Kiko invoke these URLs using POSTs, where the body is just an authentication key. Note that the service could be more REST-like, while retaining the RPC-style URLs, if Kiko wanted to open the API to the public and ensure scaleability. To make it more REST-like, queries like SelectContactsByUser would be issued as GETs, with cookies used for authentication in place of the authentication key in the body. One benefit would be caching, since GET responses can be cached, unlike POST responses. Also, POSTs could include all arguments inside the body, while still having a RPC-style URL like /?function=CreateAppt.
The Flickr API, available to external developers, is a good example of an API with RPC-style URLs that also respects the basic REST conventions of GET strictly for reads and POST strictly for writes. Most calls include an API key, which the developer must apply for. A query for photo details such as owner and description is a GET call to a URL like this:
You can also effect changes with the API. For example, you can tag an element by posting to a URL like this:
with a body like this:
Ajax Shop Demo
The Basic Ajax Shop Demo provides a web service to expose and manipulate store items and user shopping carts. In this demo, the cart and product services are refactored to provide a cohesive RPC service. You can contrast this to the Refactoring Illustration in Restful Service.
A single service acts as a Facade (Gamma et al., 1995) to all server-side functionality. It accepts command-like URLs and routes them to the appropriate function. Read-only queries are of the form:
services.phtml?command=queryType&someArg=someValue>, with the argument being optional. State-affecting commands instead require all arguments, including the command, to be posted to a simple URL:
Because the URL is generic, the command must qualify what object it applies to, e.g. "addToCart" as opposed to "add".
Reading the Categories List
To read the Categories, you GET http://ajaxify.com/run/shop/rpc/services.phtml?command=getCategories.
Reading an Individual Category
To drill down to an individual category, say "Movies", you GET http://ajaxify.com/run/shop/rpc/services.phtml?categoryName=Movies.
Reading Cart Contents
To read cart contents, you GET http://ajaxify.com/run/shop/rpc/services.phtml?command=getCart. Note that cart access is based on the session, as with the Basic Shop Demo (and unlike the RESTful Service demo). It doesn't have to be like this, but doing so allowed for a minimal change.
Changing Cart Contents
To clear the cart, we POST a body of command=clearCart to services.phtml. To add an item, we POST the command and item in the body, such as command=addToCart&item=Accidental Empires to services.phtml.
RESTful Service is an alternative to RPC Service. The Solution of that pattern compares the two approaches. Note that a service with RPC-style URLs can still follow many tenets of REST, as discussed in the Solution above.

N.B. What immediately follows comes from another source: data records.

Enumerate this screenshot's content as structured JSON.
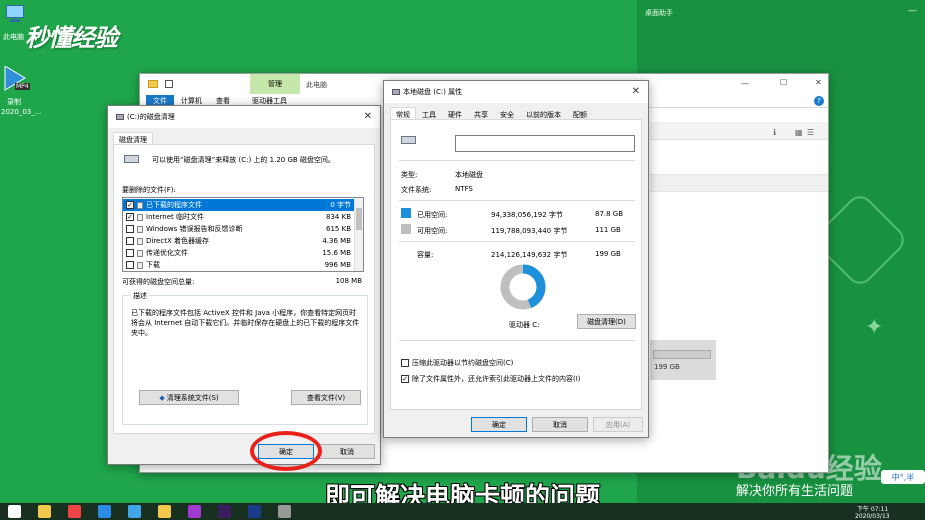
{
  "desktop": {
    "icon_thispc_label": "此电脑",
    "watermark_brand": "秒懂经验",
    "mp4_badge": "MP4",
    "recording_label_1": "录制",
    "recording_label_2": "2020_03_...",
    "assistant_title": "桌面助手",
    "baidu_brand": "Baidu经验",
    "baidu_slogan": "解决你所有生活问题",
    "ime_badge": "中°,半"
  },
  "explorer": {
    "qat_icon": "folder-icon",
    "tab_manage": "管理",
    "tab_thispc": "此电脑",
    "ribbon_tabs": [
      "文件",
      "计算机",
      "查看",
      "驱动器工具"
    ],
    "disk_fragment": "199 GB",
    "min": "—",
    "max": "☐",
    "close": "✕",
    "help": "?"
  },
  "cleanup": {
    "title": "(C:)的磁盘清理",
    "tab": "磁盘清理",
    "intro": "可以使用“磁盘清理”来释放 (C:) 上的 1.20 GB 磁盘空间。",
    "files_label": "要删除的文件(F):",
    "files": [
      {
        "name": "已下载的程序文件",
        "size": "0 字节",
        "checked": true,
        "selected": true
      },
      {
        "name": "Internet 临时文件",
        "size": "834 KB",
        "checked": true,
        "selected": false
      },
      {
        "name": "Windows 错误报告和反馈诊断",
        "size": "615 KB",
        "checked": false,
        "selected": false
      },
      {
        "name": "DirectX 着色器缓存",
        "size": "4.36 MB",
        "checked": false,
        "selected": false
      },
      {
        "name": "传递优化文件",
        "size": "15.6 MB",
        "checked": false,
        "selected": false
      },
      {
        "name": "下载",
        "size": "996 MB",
        "checked": false,
        "selected": false
      }
    ],
    "check_mark": "✓",
    "total_label": "可获得的磁盘空间总量:",
    "total_value": "108 MB",
    "desc_title": "描述",
    "desc_text": "已下载的程序文件包括 ActiveX 控件和 Java 小程序，你查看特定网页时将会从 Internet 自动下载它们。并临时保存在硬盘上的已下载的程序文件夹中。",
    "cleanup_sys_button": "清理系统文件(S)",
    "view_files_button": "查看文件(V)",
    "ok_button": "确定",
    "cancel_button": "取消"
  },
  "props": {
    "title": "本地磁盘 (C:) 属性",
    "tabs": [
      "常规",
      "工具",
      "硬件",
      "共享",
      "安全",
      "以前的版本",
      "配额"
    ],
    "type_label": "类型:",
    "type_value": "本地磁盘",
    "fs_label": "文件系统:",
    "fs_value": "NTFS",
    "used_label": "已用空间:",
    "used_bytes": "94,338,056,192 字节",
    "used_gb": "87.8 GB",
    "free_label": "可用空间:",
    "free_bytes": "119,788,093,440 字节",
    "free_gb": "111 GB",
    "cap_label": "容量:",
    "cap_bytes": "214,126,149,632 字节",
    "cap_gb": "199 GB",
    "drive_label": "驱动器 C:",
    "cleanup_button": "磁盘清理(D)",
    "compress_label": "压缩此驱动器以节约磁盘空间(C)",
    "index_label": "除了文件属性外，还允许索引此驱动器上文件的内容(I)",
    "ok_button": "确定",
    "cancel_button": "取消",
    "apply_button": "应用(A)",
    "used_fraction": 0.44,
    "used_color": "#1e90dc",
    "free_color": "#bfbfbf"
  },
  "subtitle": "即可解决电脑卡顿的问题",
  "taskbar": {
    "time": "下午 07:11",
    "date": "2020/03/13",
    "app_icons": [
      "start-icon",
      "file-explorer-icon",
      "chrome-icon",
      "browser-icon",
      "app-icon",
      "notes-icon",
      "media-icon",
      "premiere-icon",
      "video-icon",
      "tool-icon"
    ]
  }
}
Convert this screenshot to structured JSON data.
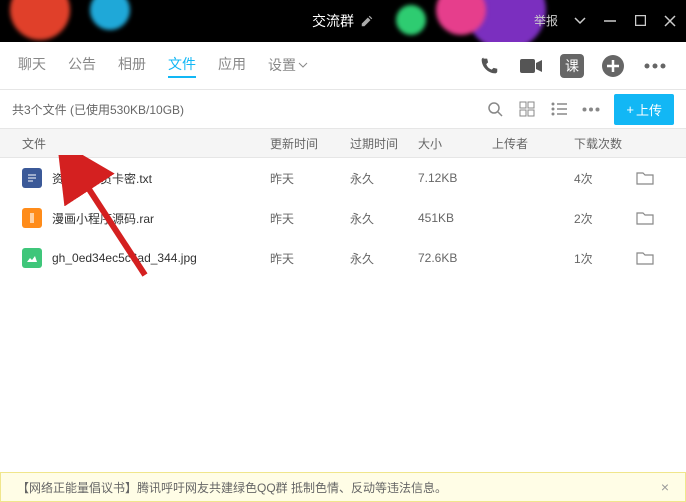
{
  "titlebar": {
    "title": "交流群",
    "report": "举报"
  },
  "tabs": {
    "chat": "聊天",
    "announce": "公告",
    "album": "相册",
    "files": "文件",
    "apps": "应用",
    "settings": "设置"
  },
  "tools": {
    "lesson": "课"
  },
  "subbar": {
    "summary": "共3个文件 (已使用530KB/10GB)",
    "upload": "上传"
  },
  "columns": {
    "file": "文件",
    "time": "更新时间",
    "expire": "过期时间",
    "size": "大小",
    "uploader": "上传者",
    "downloads": "下载次数"
  },
  "files": [
    {
      "name": "资源站会员卡密.txt",
      "time": "昨天",
      "expire": "永久",
      "size": "7.12KB",
      "downloads": "4次"
    },
    {
      "name": "漫画小程序源码.rar",
      "time": "昨天",
      "expire": "永久",
      "size": "451KB",
      "downloads": "2次"
    },
    {
      "name": "gh_0ed34ec5c6ad_344.jpg",
      "time": "昨天",
      "expire": "永久",
      "size": "72.6KB",
      "downloads": "1次"
    }
  ],
  "footer": {
    "text": "【网络正能量倡议书】腾讯呼吁网友共建绿色QQ群 抵制色情、反动等违法信息。"
  }
}
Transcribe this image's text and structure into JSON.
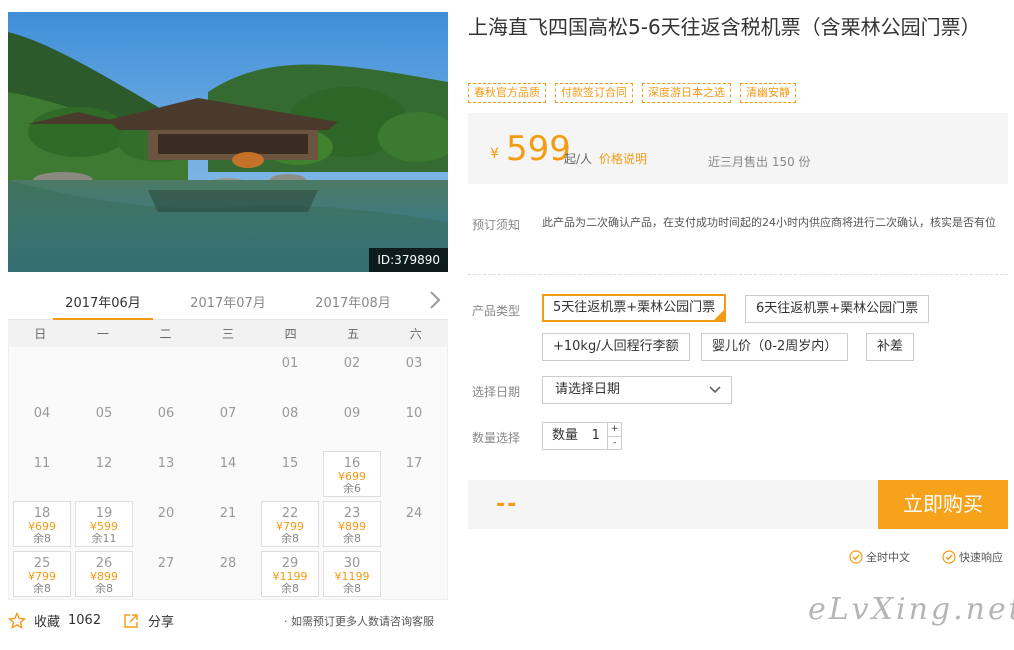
{
  "photo": {
    "id_label": "ID:379890"
  },
  "calendar": {
    "months": [
      "2017年06月",
      "2017年07月",
      "2017年08月"
    ],
    "weekdays": [
      "日",
      "一",
      "二",
      "三",
      "四",
      "五",
      "六"
    ],
    "rows": [
      [
        null,
        null,
        null,
        null,
        {
          "d": "01"
        },
        {
          "d": "02"
        },
        {
          "d": "03"
        }
      ],
      [
        {
          "d": "04"
        },
        {
          "d": "05"
        },
        {
          "d": "06"
        },
        {
          "d": "07"
        },
        {
          "d": "08"
        },
        {
          "d": "09"
        },
        {
          "d": "10"
        }
      ],
      [
        {
          "d": "11"
        },
        {
          "d": "12"
        },
        {
          "d": "13"
        },
        {
          "d": "14"
        },
        {
          "d": "15"
        },
        {
          "d": "16",
          "p": "¥699",
          "r": "余6"
        },
        {
          "d": "17"
        }
      ],
      [
        {
          "d": "18",
          "p": "¥699",
          "r": "余8"
        },
        {
          "d": "19",
          "p": "¥599",
          "r": "余11"
        },
        {
          "d": "20"
        },
        {
          "d": "21"
        },
        {
          "d": "22",
          "p": "¥799",
          "r": "余8"
        },
        {
          "d": "23",
          "p": "¥899",
          "r": "余8"
        },
        {
          "d": "24"
        }
      ],
      [
        {
          "d": "25",
          "p": "¥799",
          "r": "余8"
        },
        {
          "d": "26",
          "p": "¥899",
          "r": "余8"
        },
        {
          "d": "27"
        },
        {
          "d": "28"
        },
        {
          "d": "29",
          "p": "¥1199",
          "r": "余8"
        },
        {
          "d": "30",
          "p": "¥1199",
          "r": "余8"
        },
        null
      ]
    ]
  },
  "footer": {
    "fav_label": "收藏",
    "fav_count": "1062",
    "share_label": "分享",
    "consult": "· 如需预订更多人数请咨询客服"
  },
  "product": {
    "title": "上海直飞四国高松5-6天往返含税机票（含栗林公园门票）",
    "tags": [
      "春秋官方品质",
      "付款签订合同",
      "深度游日本之选",
      "清幽安静"
    ],
    "currency": "¥",
    "price": "599",
    "price_unit": "起/人",
    "price_note": "价格说明",
    "sold": "近三月售出 150 份"
  },
  "notice": {
    "label": "预订须知",
    "text": "此产品为二次确认产品，在支付成功时间起的24小时内供应商将进行二次确认，核实是否有位"
  },
  "options": {
    "type_label": "产品类型",
    "types": [
      "5天往返机票+栗林公园门票",
      "6天往返机票+栗林公园门票",
      "+10kg/人回程行李额",
      "婴儿价（0-2周岁内）",
      "补差"
    ],
    "date_label": "选择日期",
    "date_value": "请选择日期",
    "qty_label": "数量选择",
    "qty_field_label": "数量",
    "qty_value": "1",
    "plus": "+",
    "minus": "-"
  },
  "buy": {
    "total": "--",
    "button": "立即购买"
  },
  "guarantees": [
    "全时中文",
    "快速响应"
  ],
  "watermark": "eLvXing.net",
  "colors": {
    "accent": "#f29b13",
    "button": "#f7a21b"
  }
}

Ajax Stub automates the production of RPC Services.
RPC is often used to design an application-independent web service API, or at least one that doesn't know anything about the user-interface. That being the case, responses tend to be of a semantic nature.
Calling an RPC Service is like asking for something via your secretary.